You never know how someone will touch your life — just ask Steve Walker, a retired RCMP officer and now the national president of the RCMP Veterans’ Association. He has amassed nearly 40 years of service to the RCMP along the way.
Walker came from Buchans, which could be considered a hotbed of youth drawn to police work due in part, Walker says, to the many great RCMP officers who served the community over the years.
“There have been a lot of RCMP and RNC officers from Buchans. It had a lot to do with the interaction of the members with the children in the area,’’ Walker said.

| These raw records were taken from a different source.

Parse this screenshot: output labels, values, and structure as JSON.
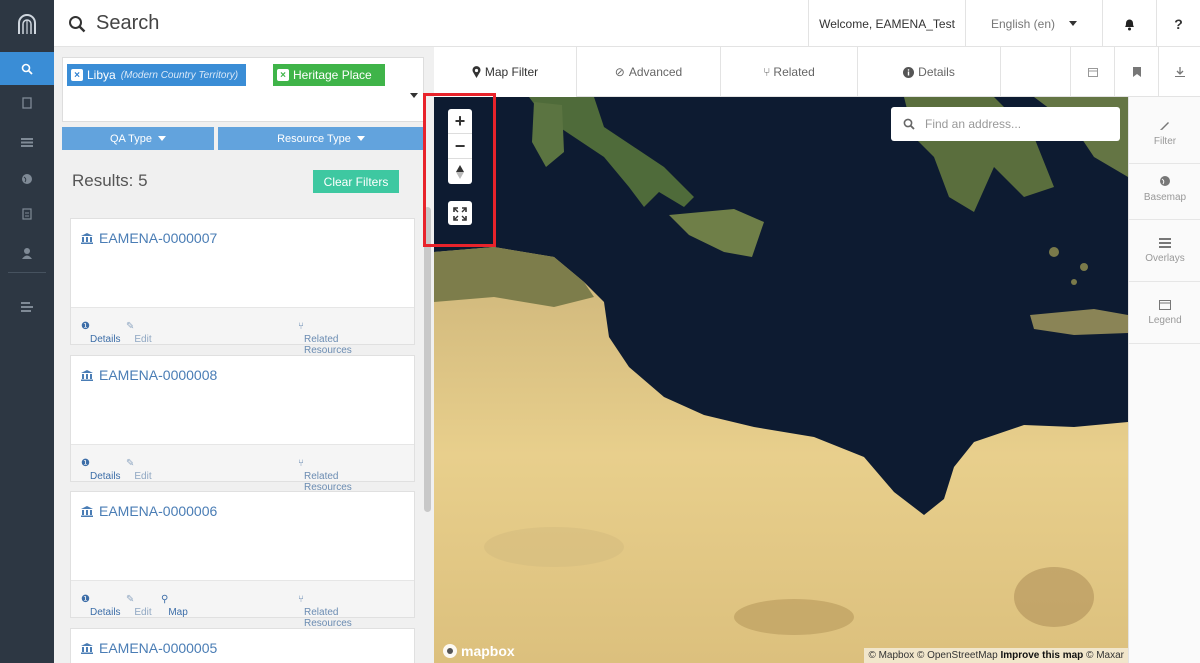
{
  "topbar": {
    "search_label": "Search",
    "welcome": "Welcome, EAMENA_Test",
    "language": "English (en)",
    "help": "?"
  },
  "filters": {
    "tags": [
      {
        "label": "Libya",
        "sub": "(Modern Country Territory)"
      },
      {
        "label": "Heritage Place"
      }
    ],
    "qa_type": "QA Type",
    "resource_type": "Resource Type"
  },
  "results": {
    "label": "Results: 5",
    "clear_label": "Clear Filters",
    "cards": [
      {
        "id": "EAMENA-0000007",
        "details": "Details",
        "edit": "Edit",
        "related": "Related Resources"
      },
      {
        "id": "EAMENA-0000008",
        "details": "Details",
        "edit": "Edit",
        "related": "Related Resources"
      },
      {
        "id": "EAMENA-0000006",
        "details": "Details",
        "edit": "Edit",
        "map": "Map",
        "related": "Related Resources"
      },
      {
        "id": "EAMENA-0000005"
      }
    ]
  },
  "map_tabs": [
    "Map Filter",
    "Advanced",
    "Related",
    "Details"
  ],
  "map": {
    "address_placeholder": "Find an address...",
    "logo": "mapbox",
    "attribution_pre": "© Mapbox © OpenStreetMap",
    "attribution_bold": "Improve this map",
    "attribution_post": "© Maxar"
  },
  "right_panel": [
    "Filter",
    "Basemap",
    "Overlays",
    "Legend"
  ],
  "colors": {
    "rail": "#2d3743",
    "accent": "#3a8dd6",
    "tag_green": "#3fb449",
    "clear_button": "#3ec8a1",
    "highlight": "#e8232b"
  }
}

“They coached us kids in hockey, in softball, and served as role models for us. The one whom I credit the most as being that role model was Const. Lee Fraser — originally from Nova Scotia — who got involved in the softball program.’’
After high school, Walker studied at Memorial University prior to joining the RCMP in 1980. He and his wife, Michelle, currently reside in Winnipeg and have two adult daughters. He is a member of the association’s Manitoba division.
Walker said he would have been happy to work in his home province after leaving Depot — his wife is from Newfoundland as well — but over time, that wasn’t to materialize.
Instead, he worked his way through a host of posts and positions in Manitoba prior to retiring.
“The RCMP provided me with a good life, filled with many opportunities." — Steve Walker
He served in “D” Division (Manitoba) in small towns, First Nations and isolated posts, along with stints in organized crime and major crime investigative units.
Walker joined the vets association in 2012.
“The RCMP provided me with a good life, filled with many opportunities,’’ he said.
He spent nearly a year as a secondee to the Ottawa Police Service, and acted as lead investigator and case manager for the investigation into the RCMP pension and insurance plans.
In addition, he testified before Parliament’s public accounts committee, and following the committee hearings all moneys from the pension and insurance plans that were spent questionably were returned.
Through his involvement with the RCMP pension finance oversight, he collaborated on the permanent changes made to reporting and accountability procedures.
Members of the RCMP vets continue to promote activities that are in the best interest of Canada and they constantly communicate and aid regular members of the RCMP.
“I wanted to ensure we modernize the way we do business,’’ he said.
“The younger people now are more technically savvy, and I wanted to make sure we offered that to the membership.”
He is big on advocacy — veterans helping veterans — in addition to communications, where the membership gets a steady stream of reliable information. There is an advocate for this part of the system based in Prince Edward Island. She deals with matters or problems to help get answers and assistance to members from Victoria to St. John’s.
The Newfoundland Labrador division of the RCMP Veterans’ Association was organized in 1977 with 53 former members of the RCMP. The division now has 289 members across the province who work in support of many community and charitable organizations and events.
It also engages in other volunteer projects such as feeding the homeless and participates in the N.L. Police and Peace Officers Memorial Association.
Walker’s one-year term is up in June and he plans to re-offer as president.
Walker hopes he will be fortunate enough to regain the position so he can continue helping retired members of the RCMP Veterans’ Association in addition to serving on a host of advisory committees.
“I do sit on a lot of committees with the RCMP. I want to expand the advocacy programs. I am fairly busy each day, dealing with eight-10 emails,’’ he said
“It is my hope to be voted back in, so I can continue to be active.”